“Zircotec’s patented technology for protecting composites offers a huge benefit, allowing the use of lightweight materials in places where they are exposed to significant heat. Our engineers are not experts in thermal management and having Zircotec’s technical support is helping to ensure we only use the coating where it is needed, saving weight where we can,” adds Parraman. “We have used the coating on the composite upper chassis hoop, offering lightweight resistance that lowers surface temperatures by 100°C.”
Digging yet deeper into the Zircotec parts bin has seen Bloodhound pick ZircoFlex®. The proven hybrid aluminium/ceramic heatshield, just 0.3mm thick, is being applied around any areas of the vehicle where heat is expected and needs to be resisted.
“With ZircoFlex® we can bend and mould it to shape, it’s lightweight and with self-adhesive backing, good for up to 500°C, we can use in lots of areas,” claims Parraman. “For example after a two minute run, the internal temp of the jet or rocket might be 3000°C but the externals are 200°C. We can manage that heat with ZircoFlex®, protecting wiring looms and composite panels.”
With ambient temperatures of 40°C expected in the South African desert, Zircotec is being relied upon to keep temperatures down during the critical time slot of one hour between the two runs.

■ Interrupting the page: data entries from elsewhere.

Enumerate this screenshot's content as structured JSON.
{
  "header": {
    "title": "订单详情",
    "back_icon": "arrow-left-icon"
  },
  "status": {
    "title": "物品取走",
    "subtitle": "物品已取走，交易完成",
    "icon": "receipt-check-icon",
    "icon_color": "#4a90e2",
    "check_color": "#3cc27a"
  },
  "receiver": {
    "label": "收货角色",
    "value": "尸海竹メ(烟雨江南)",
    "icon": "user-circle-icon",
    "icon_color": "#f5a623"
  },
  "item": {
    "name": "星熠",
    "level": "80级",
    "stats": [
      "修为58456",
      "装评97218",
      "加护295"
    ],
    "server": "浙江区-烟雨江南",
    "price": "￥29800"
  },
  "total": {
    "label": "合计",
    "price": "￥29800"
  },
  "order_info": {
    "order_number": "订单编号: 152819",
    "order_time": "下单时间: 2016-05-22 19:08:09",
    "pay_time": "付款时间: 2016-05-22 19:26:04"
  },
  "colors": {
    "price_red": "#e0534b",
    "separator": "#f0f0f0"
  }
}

“We’ve got 60 minutes to turn the car ‘around,” adds Parraman. “We want to prevent heat soak during this time. It will help us work faster without the risk of getting burnt and if we need to change the rocket, it should speed up changeover time.”
The team will trial the car in South Africa, providing a real test of the thermal protection.

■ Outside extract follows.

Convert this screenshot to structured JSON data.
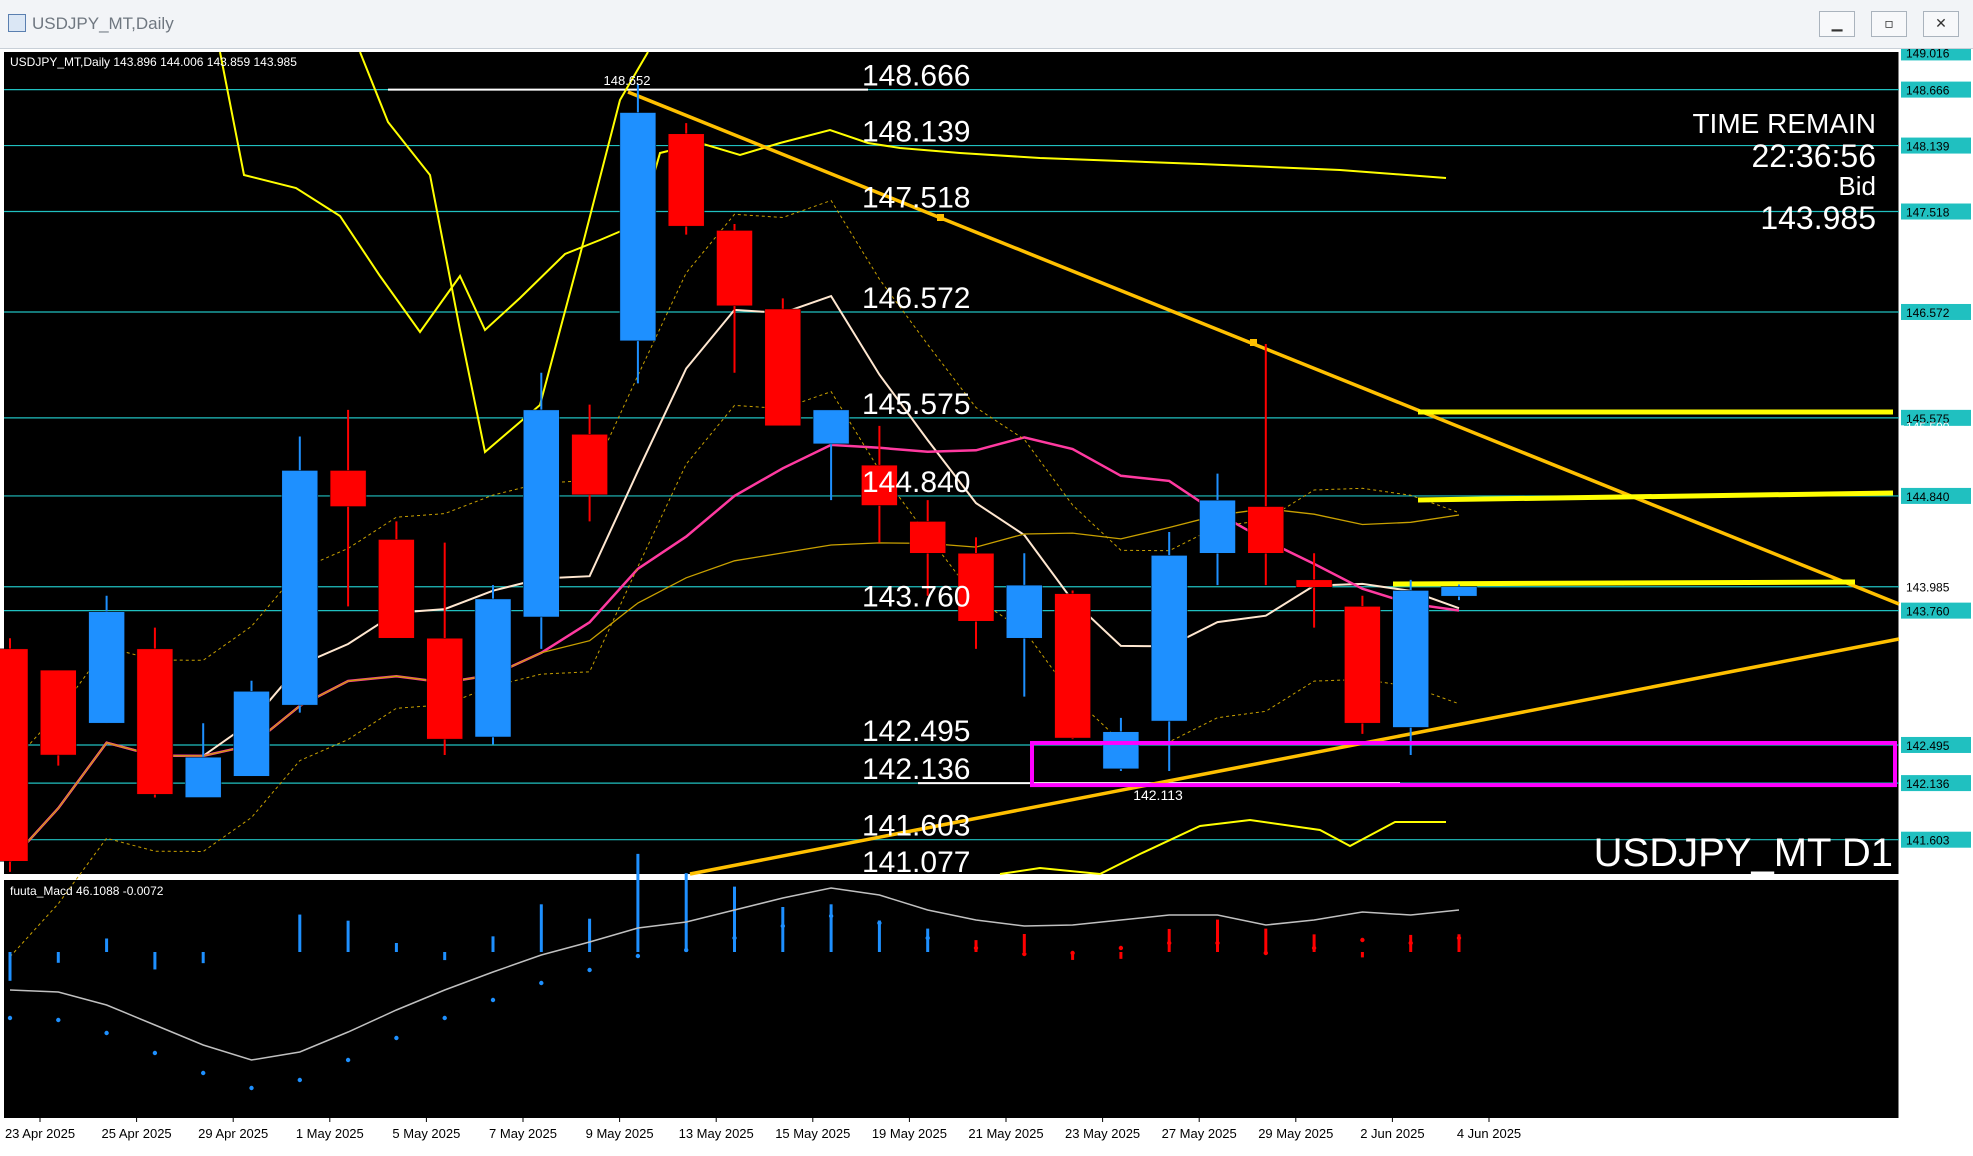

“We plan to thermocouple the car and see where the heat issues are,” suggests Parraman. “It’s a one-off and we are pushing the boundaries so we don’t know all the answers. Once we do, we’ll be working with Zircotec to ensure that when we do get to Hakseen Pan in South Africa we are fully prepared to deal with the heat.”